**Your assignment**
Return the complete listing without omission.
= = =
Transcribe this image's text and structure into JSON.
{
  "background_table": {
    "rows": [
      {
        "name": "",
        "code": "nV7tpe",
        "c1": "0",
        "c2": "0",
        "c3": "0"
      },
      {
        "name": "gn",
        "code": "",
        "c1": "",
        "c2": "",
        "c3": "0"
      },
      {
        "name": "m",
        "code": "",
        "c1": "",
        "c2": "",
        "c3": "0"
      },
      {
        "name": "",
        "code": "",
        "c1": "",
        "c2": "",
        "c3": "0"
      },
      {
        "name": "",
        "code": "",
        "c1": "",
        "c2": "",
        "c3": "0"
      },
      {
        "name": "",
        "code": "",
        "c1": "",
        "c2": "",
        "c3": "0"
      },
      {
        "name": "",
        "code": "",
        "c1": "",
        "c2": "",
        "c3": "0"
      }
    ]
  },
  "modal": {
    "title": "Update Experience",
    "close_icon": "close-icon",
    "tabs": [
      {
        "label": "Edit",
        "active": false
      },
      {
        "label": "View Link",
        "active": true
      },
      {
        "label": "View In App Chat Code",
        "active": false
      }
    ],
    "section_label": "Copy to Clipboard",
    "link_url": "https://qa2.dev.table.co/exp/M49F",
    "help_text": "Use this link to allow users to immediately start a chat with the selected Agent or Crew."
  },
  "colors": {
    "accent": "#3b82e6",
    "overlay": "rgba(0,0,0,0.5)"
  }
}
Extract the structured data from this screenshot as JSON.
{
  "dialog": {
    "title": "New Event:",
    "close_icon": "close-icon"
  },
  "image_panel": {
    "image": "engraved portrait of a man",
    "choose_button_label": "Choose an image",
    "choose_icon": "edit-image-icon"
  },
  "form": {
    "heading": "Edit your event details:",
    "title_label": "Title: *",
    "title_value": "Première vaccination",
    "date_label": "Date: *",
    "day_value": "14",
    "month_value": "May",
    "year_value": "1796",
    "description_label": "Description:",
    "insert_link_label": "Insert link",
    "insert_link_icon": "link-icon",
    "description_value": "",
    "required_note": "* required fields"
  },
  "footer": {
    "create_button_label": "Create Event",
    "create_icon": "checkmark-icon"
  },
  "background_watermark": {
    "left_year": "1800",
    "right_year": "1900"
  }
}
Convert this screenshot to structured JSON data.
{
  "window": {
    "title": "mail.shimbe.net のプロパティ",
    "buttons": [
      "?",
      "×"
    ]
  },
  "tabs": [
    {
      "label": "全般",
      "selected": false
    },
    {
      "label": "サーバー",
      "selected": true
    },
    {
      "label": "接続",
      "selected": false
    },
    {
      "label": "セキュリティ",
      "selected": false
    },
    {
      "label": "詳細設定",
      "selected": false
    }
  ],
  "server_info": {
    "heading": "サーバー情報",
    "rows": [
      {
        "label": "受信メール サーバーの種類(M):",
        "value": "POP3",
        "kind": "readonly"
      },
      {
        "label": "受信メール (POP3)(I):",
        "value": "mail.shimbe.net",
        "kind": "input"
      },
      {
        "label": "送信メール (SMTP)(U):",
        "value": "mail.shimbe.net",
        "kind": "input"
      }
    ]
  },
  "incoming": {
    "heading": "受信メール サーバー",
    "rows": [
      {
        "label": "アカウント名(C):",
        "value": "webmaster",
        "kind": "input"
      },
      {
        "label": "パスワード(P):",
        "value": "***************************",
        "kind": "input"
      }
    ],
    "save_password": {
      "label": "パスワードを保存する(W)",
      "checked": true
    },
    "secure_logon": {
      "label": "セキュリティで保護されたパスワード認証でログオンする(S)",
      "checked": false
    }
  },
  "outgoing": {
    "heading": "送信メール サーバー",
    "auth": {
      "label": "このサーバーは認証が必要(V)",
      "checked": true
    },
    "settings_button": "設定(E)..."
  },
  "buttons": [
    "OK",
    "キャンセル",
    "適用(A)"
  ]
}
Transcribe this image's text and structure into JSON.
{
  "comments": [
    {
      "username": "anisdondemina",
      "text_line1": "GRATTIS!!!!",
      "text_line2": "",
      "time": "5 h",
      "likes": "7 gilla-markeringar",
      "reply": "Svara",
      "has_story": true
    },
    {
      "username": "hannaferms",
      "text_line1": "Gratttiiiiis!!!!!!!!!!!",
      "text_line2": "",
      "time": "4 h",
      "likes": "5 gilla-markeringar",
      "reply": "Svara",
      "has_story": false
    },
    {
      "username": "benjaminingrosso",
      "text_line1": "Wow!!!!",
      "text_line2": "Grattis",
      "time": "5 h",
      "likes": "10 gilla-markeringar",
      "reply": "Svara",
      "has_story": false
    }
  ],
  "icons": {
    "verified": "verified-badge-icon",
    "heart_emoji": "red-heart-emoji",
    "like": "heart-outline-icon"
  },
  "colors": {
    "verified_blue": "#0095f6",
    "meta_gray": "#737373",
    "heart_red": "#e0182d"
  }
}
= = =
**Result of the exercise**
Transcribe this image's text and structure into JSON.
{
  "background_table": {
    "rows": [
      {
        "name": "",
        "code": "nV7tpe",
        "c1": "0",
        "c2": "0",
        "c3": "0"
      },
      {
        "name": "gn",
        "code": "",
        "c1": "",
        "c2": "",
        "c3": "0"
      },
      {
        "name": "m",
        "code": "",
        "c1": "",
        "c2": "",
        "c3": "0"
      },
      {
        "name": "",
        "code": "",
        "c1": "",
        "c2": "",
        "c3": "0"
      },
      {
        "name": "",
        "code": "",
        "c1": "",
        "c2": "",
        "c3": "0"
      },
      {
        "name": "",
        "code": "",
        "c1": "",
        "c2": "",
        "c3": "0"
      },
      {
        "name": "",
        "code": "",
        "c1": "",
        "c2": "",
        "c3": "0"
      }
    ]
  },
  "modal": {
    "title": "Update Experience",
    "close_icon": "close-icon",
    "tabs": [
      {
        "label": "Edit",
        "active": false
      },
      {
        "label": "View Link",
        "active": true
      },
      {
        "label": "View In App Chat Code",
        "active": false
      }
    ],
    "section_label": "Copy to Clipboard",
    "link_url": "https://qa2.dev.table.co/exp/M49F",
    "help_text": "Use this link to allow users to immediately start a chat with the selected Agent or Crew."
  },
  "colors": {
    "accent": "#3b82e6",
    "overlay": "rgba(0,0,0,0.5)"
  }
}
Extract the structured data from this screenshot as JSON.
{
  "dialog": {
    "title": "New Event:",
    "close_icon": "close-icon"
  },
  "image_panel": {
    "image": "engraved portrait of a man",
    "choose_button_label": "Choose an image",
    "choose_icon": "edit-image-icon"
  },
  "form": {
    "heading": "Edit your event details:",
    "title_label": "Title: *",
    "title_value": "Première vaccination",
    "date_label": "Date: *",
    "day_value": "14",
    "month_value": "May",
    "year_value": "1796",
    "description_label": "Description:",
    "insert_link_label": "Insert link",
    "insert_link_icon": "link-icon",
    "description_value": "",
    "required_note": "* required fields"
  },
  "footer": {
    "create_button_label": "Create Event",
    "create_icon": "checkmark-icon"
  },
  "background_watermark": {
    "left_year": "1800",
    "right_year": "1900"
  }
}
Convert this screenshot to structured JSON data.
{
  "window": {
    "title": "mail.shimbe.net のプロパティ",
    "buttons": [
      "?",
      "×"
    ]
  },
  "tabs": [
    {
      "label": "全般",
      "selected": false
    },
    {
      "label": "サーバー",
      "selected": true
    },
    {
      "label": "接続",
      "selected": false
    },
    {
      "label": "セキュリティ",
      "selected": false
    },
    {
      "label": "詳細設定",
      "selected": false
    }
  ],
  "server_info": {
    "heading": "サーバー情報",
    "rows": [
      {
        "label": "受信メール サーバーの種類(M):",
        "value": "POP3",
        "kind": "readonly"
      },
      {
        "label": "受信メール (POP3)(I):",
        "value": "mail.shimbe.net",
        "kind": "input"
      },
      {
        "label": "送信メール (SMTP)(U):",
        "value": "mail.shimbe.net",
        "kind": "input"
      }
    ]
  },
  "incoming": {
    "heading": "受信メール サーバー",
    "rows": [
      {
        "label": "アカウント名(C):",
        "value": "webmaster",
        "kind": "input"
      },
      {
        "label": "パスワード(P):",
        "value": "***************************",
        "kind": "input"
      }
    ],
    "save_password": {
      "label": "パスワードを保存する(W)",
      "checked": true
    },
    "secure_logon": {
      "label": "セキュリティで保護されたパスワード認証でログオンする(S)",
      "checked": false
    }
  },
  "outgoing": {
    "heading": "送信メール サーバー",
    "auth": {
      "label": "このサーバーは認証が必要(V)",
      "checked": true
    },
    "settings_button": "設定(E)..."
  },
  "buttons": [
    "OK",
    "キャンセル",
    "適用(A)"
  ]
}
Transcribe this image's text and structure into JSON.
{
  "comments": [
    {
      "username": "anisdondemina",
      "text_line1": "GRATTIS!!!!",
      "text_line2": "",
      "time": "5 h",
      "likes": "7 gilla-markeringar",
      "reply": "Svara",
      "has_story": true
    },
    {
      "username": "hannaferms",
      "text_line1": "Gratttiiiiis!!!!!!!!!!!",
      "text_line2": "",
      "time": "4 h",
      "likes": "5 gilla-markeringar",
      "reply": "Svara",
      "has_story": false
    },
    {
      "username": "benjaminingrosso",
      "text_line1": "Wow!!!!",
      "text_line2": "Grattis",
      "time": "5 h",
      "likes": "10 gilla-markeringar",
      "reply": "Svara",
      "has_story": false
    }
  ],
  "icons": {
    "verified": "verified-badge-icon",
    "heart_emoji": "red-heart-emoji",
    "like": "heart-outline-icon"
  },
  "colors": {
    "verified_blue": "#0095f6",
    "meta_gray": "#737373",
    "heart_red": "#e0182d"
  }
}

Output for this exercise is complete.